Wednesday, June 22, 2016

Water valves and personal savings

I looked at water shut-off valves a week ago and here they are while I'm trying to do econ.

Google will be pestering me with that shit for six months. Anyway, you can see that personal saving differs from the saving of a business or organization. Seeing as much was the point of this exercise.

I wonder if FRED has anything on business saving.

Tons. Here are three:

The "net private saving" of domestic business and the "undistributed corporate profits" portion of it run close together. The "gross" private saving of domestic business is about three times as big.

But wait... Gross saving? Net saving? Saving is saving, no? Either you save a dollar, or you spend it, right?

Here is something:

Not exactly what I was looking for, but useful. And then, in other results on that page I see the words "Here's gross private saving minus gross private investment — the ... deficit reduction will only intensify the problem of excessive savings relative ..." from Paul Krugman from 2011:
Let me just focus on the United States. Here’s gross private saving minus gross private investment — the private-sector financial surplus:

This huge move into surplus reflects the end of the housing bubble, a sharp rise in household saving, and a slump in business investment due to lack of customers.

Okay. So I'm thinking that

Gross Saving minus Gross Investment equals Net Saving

Gross Investment returns 3650 series at FRED. But no series name that begins with the words "Gross investment".


geerussell said...

It's so simple to understand income equals spending. Relabel income as "gross saving" and spending as "gross investment" though and it turns into a great mystery. The best I can figure is economists just like to torture people, especially themselves :)

You might find this handy, the components of gross investment and gross savings from the national accounts. In an image, account 6 here.

Taken from the national accounts.

The Arthurian said...

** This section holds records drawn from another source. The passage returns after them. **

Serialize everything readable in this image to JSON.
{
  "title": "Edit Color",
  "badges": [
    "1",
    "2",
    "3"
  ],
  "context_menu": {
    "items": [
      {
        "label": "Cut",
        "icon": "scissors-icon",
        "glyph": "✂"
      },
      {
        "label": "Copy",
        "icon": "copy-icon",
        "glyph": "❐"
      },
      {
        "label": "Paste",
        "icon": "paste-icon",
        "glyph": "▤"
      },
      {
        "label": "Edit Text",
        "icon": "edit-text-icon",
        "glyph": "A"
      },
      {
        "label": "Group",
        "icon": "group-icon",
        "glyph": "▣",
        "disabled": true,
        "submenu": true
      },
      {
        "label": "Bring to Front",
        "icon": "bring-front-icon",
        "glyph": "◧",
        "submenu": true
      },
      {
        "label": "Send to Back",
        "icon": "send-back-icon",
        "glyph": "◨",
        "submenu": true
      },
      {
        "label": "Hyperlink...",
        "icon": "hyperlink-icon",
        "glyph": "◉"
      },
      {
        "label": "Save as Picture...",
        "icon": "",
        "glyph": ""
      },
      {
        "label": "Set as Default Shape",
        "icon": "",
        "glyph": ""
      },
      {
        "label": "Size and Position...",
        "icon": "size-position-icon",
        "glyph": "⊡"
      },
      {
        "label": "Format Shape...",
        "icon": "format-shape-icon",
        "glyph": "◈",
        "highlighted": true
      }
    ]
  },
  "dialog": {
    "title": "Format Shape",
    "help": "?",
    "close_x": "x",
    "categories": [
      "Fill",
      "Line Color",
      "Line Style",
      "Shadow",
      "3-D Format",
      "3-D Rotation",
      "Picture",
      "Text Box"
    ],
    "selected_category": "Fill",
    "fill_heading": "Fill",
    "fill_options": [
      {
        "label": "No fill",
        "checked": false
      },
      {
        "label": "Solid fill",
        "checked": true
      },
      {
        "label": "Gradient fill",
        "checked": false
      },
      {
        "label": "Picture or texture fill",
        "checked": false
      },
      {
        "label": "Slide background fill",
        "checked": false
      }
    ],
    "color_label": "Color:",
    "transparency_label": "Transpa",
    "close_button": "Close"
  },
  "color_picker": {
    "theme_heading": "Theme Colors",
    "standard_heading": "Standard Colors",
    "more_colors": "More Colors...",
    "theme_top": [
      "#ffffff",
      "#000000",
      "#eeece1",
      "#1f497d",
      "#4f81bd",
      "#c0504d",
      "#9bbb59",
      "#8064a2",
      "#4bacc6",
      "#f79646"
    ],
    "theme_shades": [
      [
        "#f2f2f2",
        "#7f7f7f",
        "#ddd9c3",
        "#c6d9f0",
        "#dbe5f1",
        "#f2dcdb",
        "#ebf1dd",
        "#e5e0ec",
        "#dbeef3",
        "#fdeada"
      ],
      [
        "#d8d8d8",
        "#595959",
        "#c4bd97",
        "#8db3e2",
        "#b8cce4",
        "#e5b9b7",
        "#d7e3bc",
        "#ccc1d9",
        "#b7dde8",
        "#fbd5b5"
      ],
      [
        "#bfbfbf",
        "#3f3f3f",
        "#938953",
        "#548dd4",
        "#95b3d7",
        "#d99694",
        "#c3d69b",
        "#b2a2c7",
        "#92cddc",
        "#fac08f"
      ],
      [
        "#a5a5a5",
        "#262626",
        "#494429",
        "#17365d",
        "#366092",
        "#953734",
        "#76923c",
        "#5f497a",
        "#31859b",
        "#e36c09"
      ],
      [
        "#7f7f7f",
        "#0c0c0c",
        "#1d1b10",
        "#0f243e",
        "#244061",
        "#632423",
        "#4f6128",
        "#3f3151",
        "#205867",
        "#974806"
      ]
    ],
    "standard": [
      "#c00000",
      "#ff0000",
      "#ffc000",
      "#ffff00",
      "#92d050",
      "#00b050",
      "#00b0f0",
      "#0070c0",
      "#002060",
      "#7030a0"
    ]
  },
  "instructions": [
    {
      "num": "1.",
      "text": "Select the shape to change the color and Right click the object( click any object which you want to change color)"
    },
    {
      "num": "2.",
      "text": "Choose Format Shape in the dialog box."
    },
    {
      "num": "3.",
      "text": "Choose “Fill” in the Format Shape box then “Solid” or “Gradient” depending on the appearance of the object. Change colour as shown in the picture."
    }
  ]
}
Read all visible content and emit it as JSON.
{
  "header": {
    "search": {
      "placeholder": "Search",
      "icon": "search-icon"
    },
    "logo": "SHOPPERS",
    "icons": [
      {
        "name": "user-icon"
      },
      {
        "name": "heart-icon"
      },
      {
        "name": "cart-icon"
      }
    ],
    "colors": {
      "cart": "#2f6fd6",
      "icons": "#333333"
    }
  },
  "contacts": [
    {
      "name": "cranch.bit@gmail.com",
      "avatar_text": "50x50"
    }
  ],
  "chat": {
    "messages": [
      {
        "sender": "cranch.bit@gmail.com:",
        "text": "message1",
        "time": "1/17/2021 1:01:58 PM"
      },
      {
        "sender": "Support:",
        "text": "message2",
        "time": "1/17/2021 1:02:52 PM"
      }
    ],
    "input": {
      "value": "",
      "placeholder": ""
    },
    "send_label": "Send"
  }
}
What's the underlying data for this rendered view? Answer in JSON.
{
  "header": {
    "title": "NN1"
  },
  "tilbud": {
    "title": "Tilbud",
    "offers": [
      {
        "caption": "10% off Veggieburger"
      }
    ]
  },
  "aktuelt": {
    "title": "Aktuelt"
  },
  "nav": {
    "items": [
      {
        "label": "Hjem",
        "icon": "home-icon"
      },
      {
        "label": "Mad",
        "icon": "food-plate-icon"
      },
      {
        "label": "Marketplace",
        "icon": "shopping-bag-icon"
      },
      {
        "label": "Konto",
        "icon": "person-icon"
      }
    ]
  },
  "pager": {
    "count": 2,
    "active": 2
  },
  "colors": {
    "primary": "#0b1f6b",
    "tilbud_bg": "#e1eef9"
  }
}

Excellent. Thank you Geerussell. I decided to read the whole thing, and now I am stuck. Here's the situation:

In Account 6, line 9, I have Personal saving with a value of -34.8 billion.

nipaguid p4: "For illustrative purposes, the tables show estimates for 2005 that are based on the latest published NIPA estimates."

I assume the -34.8 is the number for 2005 and I want to confirm my assumption at FRED.

I search FRED for personal saving and sort the list by title. Under the title "personal saving" three series are listed: annual, quarterly, and monthly.

I select Personal saving (A071RC1A027NBEA) (annual data) and set the units to "change, billions of dollars"

On the graph the number for 2005 is -166.3 billion. Not even close to -34.8.

I suppose the data may have been revised. Seems like a terribly big revision, but hey.

I go to ALFRED to compare the most recent vintage to a vintage from 2006. No good. The oldest vintage available is from 2013.

Now I'm stuck. Apparently I have confirmed only that I cannot read the nipaguid.

Any thoughts?

I am never sure which data series at FRED is the one I should be using.
But I don't see how I could have picked the wrong series this time.

The Arthurian said...

Thanks again, geerussell. I'm learnin'